4. Dress code
Clothes were always an element of people’s appearance and played an important social role as a message clear for everybody. It was not only a protection from cold and something to cover nudity. It was mainly a way of expressing oneself and emphasising the position in social hierarchy.
Colours were important, too. For example in China only the Emperor could wear yellow, and in ancient Rome only the senators could wear purple gowns.
Clothes carry a variety of messages concerning for example our income, social status, marital status, ethnic background, religious beliefs and many other aspects of life.
The messages were different in different cultures. It was obviously connected with the tradition, customs and location. In many parts of the world traditional clothes distinguish one social community from another. For example in Scotland, the type of the tartan cloth allowed to identify a person’s clan.
Elements of clothing characteristic for a given region or religion allowed to identify members of the society: for example a skull cap (yarmulke) – a traditional Jewish head cover, a turban worn by the Sikh, burka or hijab worn by Arabic women.
Clothes were also an expression of protest against the accepted social norms and beliefs, being a certain “manifesto of rebellion”.
Tyrmand in his “Diary 1954” wrote:
“Clothes are an emanation of character, individuality, advantages and disadvantages. They tell everything about a man, his psyche, temper, dreams and desires. They form moods and states of mind. They work inside and outside, giving self-confidence, importance, competence.”
George Sand’s men’s clothing gave rise to the feminism. In the 20th century the change in female’s clothing introduced by Coco Chanel influenced the women’s position in society. Later very often social protest and belonging to a rebellious social group meant wearing specific clothes, as in the case of hippies, skinheads and punks. Rejection of certain elements of clothing can have a social meaning: for example rejection of higabs by the emancipated Arabic women.
In the 20th century in the western societies, clothes emphasised the sexuality and attractiveness of the sexes, but on the other hand the unisex style and trend blurred the difference between them.
Law and social norms impose various standards of behaviour and clothing, depending on tradition and culture.
We have to see the difference between restrictions for clothing resulting from good manners and tradition. When we obey the rules of a certain place (for example, by covering legs and shoulders in catholic churches and head in mosques) to show respect for tradition, we are talking about good manners in a broad sense.
But when we are dealing with specific standards formed for a certain place or social group, we are talking about respecting the rules imposed by the specificdecision-makers it is dress code. That code can be very detailed and not always associated with the regular standards, especially when it comes to private territories, for example clubs with door selection, elegant places that require a tie and a jacket.
Business dress code
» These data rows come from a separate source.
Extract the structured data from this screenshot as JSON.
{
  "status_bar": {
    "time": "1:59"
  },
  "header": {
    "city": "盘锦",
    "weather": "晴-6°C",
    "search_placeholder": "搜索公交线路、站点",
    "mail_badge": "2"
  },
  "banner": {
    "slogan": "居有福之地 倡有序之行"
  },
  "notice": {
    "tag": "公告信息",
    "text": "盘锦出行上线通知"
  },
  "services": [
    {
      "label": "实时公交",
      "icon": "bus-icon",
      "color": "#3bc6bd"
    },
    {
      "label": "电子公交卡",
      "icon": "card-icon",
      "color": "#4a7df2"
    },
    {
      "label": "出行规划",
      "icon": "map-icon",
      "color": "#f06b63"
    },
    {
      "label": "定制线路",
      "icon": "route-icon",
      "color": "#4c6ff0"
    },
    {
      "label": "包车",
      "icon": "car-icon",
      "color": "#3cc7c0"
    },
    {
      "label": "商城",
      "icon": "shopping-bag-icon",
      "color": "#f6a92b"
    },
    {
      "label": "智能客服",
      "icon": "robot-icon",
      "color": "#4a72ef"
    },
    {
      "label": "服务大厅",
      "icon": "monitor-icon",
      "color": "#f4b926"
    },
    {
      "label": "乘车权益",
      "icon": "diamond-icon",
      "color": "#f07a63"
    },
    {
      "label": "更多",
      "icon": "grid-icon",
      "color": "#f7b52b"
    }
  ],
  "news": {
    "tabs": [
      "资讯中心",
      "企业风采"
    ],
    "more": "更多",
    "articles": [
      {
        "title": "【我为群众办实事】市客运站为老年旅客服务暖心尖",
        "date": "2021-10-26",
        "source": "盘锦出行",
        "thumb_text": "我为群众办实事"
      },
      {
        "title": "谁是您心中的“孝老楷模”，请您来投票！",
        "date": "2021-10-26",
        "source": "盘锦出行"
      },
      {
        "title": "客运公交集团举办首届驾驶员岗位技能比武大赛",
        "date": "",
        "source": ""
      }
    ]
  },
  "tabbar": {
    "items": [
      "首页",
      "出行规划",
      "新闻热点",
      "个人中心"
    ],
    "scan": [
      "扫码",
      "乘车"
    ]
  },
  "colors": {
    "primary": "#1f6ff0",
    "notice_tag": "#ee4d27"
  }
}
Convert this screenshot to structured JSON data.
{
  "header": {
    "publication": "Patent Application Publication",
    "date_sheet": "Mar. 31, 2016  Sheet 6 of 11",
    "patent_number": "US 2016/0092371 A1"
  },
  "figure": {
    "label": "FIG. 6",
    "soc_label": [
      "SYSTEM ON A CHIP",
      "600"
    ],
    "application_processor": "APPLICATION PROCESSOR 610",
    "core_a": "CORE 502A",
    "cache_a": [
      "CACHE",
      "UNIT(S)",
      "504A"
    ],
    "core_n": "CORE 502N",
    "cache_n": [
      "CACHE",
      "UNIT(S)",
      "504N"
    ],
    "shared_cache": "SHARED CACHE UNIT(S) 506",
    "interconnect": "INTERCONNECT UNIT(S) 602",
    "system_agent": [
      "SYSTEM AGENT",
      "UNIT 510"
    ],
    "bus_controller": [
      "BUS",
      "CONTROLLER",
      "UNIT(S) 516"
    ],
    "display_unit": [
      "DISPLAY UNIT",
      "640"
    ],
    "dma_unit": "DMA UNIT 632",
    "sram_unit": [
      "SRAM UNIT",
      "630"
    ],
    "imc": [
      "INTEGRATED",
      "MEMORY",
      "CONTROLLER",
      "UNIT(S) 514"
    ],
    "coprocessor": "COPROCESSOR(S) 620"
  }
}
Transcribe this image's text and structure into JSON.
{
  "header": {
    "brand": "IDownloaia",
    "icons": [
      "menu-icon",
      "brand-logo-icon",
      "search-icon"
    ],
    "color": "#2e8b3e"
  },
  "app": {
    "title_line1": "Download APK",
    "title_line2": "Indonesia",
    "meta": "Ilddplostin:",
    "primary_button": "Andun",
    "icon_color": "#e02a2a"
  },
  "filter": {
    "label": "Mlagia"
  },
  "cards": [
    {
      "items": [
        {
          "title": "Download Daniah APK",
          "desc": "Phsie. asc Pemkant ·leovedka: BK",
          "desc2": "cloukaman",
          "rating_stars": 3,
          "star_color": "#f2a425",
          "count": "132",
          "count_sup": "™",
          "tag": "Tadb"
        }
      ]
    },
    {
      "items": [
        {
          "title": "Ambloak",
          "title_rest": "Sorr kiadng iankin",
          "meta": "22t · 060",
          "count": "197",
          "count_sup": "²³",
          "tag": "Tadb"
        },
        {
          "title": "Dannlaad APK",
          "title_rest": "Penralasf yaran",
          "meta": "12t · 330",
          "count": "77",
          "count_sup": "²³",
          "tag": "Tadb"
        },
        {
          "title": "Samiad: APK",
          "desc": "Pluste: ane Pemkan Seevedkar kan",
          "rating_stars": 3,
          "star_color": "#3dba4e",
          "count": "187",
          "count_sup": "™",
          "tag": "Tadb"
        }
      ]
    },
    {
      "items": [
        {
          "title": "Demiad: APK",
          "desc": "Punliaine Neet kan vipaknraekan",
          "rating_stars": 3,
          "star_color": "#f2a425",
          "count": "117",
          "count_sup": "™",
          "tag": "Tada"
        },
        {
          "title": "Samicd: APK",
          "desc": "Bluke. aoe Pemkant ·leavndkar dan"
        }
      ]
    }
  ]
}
Depending on the company’s profile, dress code should be more or less formal. Business dress code is the company’s internal standard concerning the employees’ clothes, it is a part of the business etiquette.
We can observe the rules of formal wear becoming more and more defined. Dress code etiquette has become more formalized and commonly used. Nowadays clear and definite rules of business wear in Polish business start to emerge. The appearance of the employees during working hours can be defined in details even in the contract.
There is an exception to the dress code rules: Casual Friday. Corporations allow wearing weekend outfits on one day of the week, Friday. Depending on the company for men it means no ties, sports shoes, sometimes jeans. For women it means loose knitwear, jackets and skirts made of corduroy or jeans, no high-heels and casual shirts, tops or knitwear. But Casual Friday usually has nothing to do with employees of front office or customer service departments.